Data extract START

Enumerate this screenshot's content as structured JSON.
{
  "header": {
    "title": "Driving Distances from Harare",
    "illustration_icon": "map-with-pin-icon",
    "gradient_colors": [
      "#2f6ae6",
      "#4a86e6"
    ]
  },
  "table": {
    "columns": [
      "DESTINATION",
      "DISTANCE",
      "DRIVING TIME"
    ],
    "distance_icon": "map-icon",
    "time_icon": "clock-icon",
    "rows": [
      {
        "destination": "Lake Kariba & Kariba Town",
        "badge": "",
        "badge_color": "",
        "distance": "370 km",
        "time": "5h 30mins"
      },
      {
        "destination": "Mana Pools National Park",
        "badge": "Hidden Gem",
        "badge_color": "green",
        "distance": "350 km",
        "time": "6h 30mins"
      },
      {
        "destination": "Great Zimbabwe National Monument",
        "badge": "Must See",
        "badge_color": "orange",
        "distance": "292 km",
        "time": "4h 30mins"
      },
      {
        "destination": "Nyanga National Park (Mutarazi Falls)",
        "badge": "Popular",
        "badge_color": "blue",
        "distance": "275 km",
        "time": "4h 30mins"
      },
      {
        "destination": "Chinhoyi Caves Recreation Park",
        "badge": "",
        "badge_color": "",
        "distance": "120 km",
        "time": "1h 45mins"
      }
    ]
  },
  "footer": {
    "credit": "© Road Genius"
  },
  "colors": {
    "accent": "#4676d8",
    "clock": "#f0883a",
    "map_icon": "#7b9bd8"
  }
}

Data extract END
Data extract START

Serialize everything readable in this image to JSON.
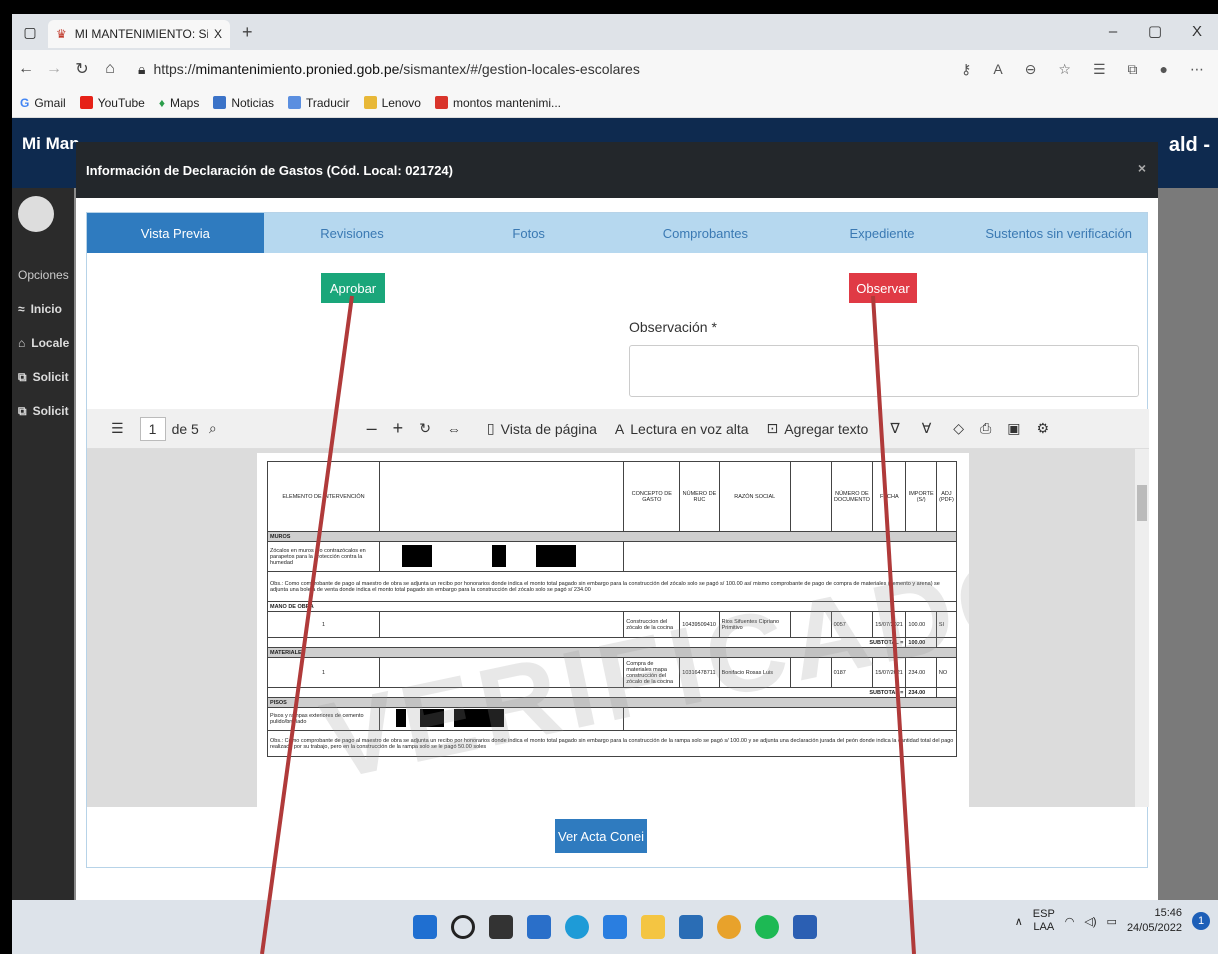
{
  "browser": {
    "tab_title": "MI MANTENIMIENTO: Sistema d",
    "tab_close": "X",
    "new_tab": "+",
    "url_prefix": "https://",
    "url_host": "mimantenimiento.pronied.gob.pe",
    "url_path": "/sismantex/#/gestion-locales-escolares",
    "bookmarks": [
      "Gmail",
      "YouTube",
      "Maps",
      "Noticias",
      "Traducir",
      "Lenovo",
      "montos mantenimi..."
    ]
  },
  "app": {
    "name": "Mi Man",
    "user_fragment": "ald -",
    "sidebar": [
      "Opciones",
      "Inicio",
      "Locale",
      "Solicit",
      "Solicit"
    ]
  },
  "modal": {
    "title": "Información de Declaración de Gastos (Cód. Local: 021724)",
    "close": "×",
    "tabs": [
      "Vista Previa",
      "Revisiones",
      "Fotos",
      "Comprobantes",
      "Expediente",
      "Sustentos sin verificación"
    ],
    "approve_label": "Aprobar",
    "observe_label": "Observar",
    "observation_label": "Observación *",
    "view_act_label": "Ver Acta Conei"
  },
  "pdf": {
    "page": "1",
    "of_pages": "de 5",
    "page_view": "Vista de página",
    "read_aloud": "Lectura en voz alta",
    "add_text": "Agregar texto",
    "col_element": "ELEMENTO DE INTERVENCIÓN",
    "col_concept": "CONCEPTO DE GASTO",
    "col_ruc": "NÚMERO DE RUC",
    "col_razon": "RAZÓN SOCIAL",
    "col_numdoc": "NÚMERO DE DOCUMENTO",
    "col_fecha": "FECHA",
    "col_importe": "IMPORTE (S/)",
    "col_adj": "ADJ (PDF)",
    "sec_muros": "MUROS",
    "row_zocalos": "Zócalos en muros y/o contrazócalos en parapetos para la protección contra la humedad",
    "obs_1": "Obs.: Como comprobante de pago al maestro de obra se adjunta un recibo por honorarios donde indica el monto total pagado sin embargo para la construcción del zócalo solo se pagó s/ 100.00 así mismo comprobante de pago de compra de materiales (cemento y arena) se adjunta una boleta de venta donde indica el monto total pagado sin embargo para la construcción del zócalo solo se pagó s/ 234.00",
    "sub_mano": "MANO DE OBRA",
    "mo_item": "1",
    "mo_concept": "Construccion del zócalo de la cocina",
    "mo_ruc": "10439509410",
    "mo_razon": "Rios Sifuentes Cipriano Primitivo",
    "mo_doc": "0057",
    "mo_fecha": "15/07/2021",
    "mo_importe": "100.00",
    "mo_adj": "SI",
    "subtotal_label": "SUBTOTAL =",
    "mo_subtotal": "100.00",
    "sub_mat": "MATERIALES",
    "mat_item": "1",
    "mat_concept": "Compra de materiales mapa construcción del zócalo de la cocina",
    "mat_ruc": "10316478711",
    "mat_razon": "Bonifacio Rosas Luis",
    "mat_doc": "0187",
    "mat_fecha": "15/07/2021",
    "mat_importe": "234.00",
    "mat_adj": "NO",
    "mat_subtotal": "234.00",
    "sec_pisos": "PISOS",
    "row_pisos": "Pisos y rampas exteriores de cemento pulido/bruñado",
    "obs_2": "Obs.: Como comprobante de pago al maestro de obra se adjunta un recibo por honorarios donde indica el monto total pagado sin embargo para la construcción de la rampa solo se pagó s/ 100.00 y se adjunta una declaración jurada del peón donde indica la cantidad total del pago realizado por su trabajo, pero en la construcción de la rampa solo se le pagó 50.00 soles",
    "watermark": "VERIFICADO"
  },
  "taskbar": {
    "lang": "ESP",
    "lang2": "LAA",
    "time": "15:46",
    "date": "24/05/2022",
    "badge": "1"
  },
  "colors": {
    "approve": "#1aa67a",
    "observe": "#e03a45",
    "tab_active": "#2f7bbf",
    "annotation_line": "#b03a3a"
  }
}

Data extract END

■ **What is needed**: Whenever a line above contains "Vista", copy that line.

■ **Task output**:
      "Vista Previa",
    "page_view": "Vista de página",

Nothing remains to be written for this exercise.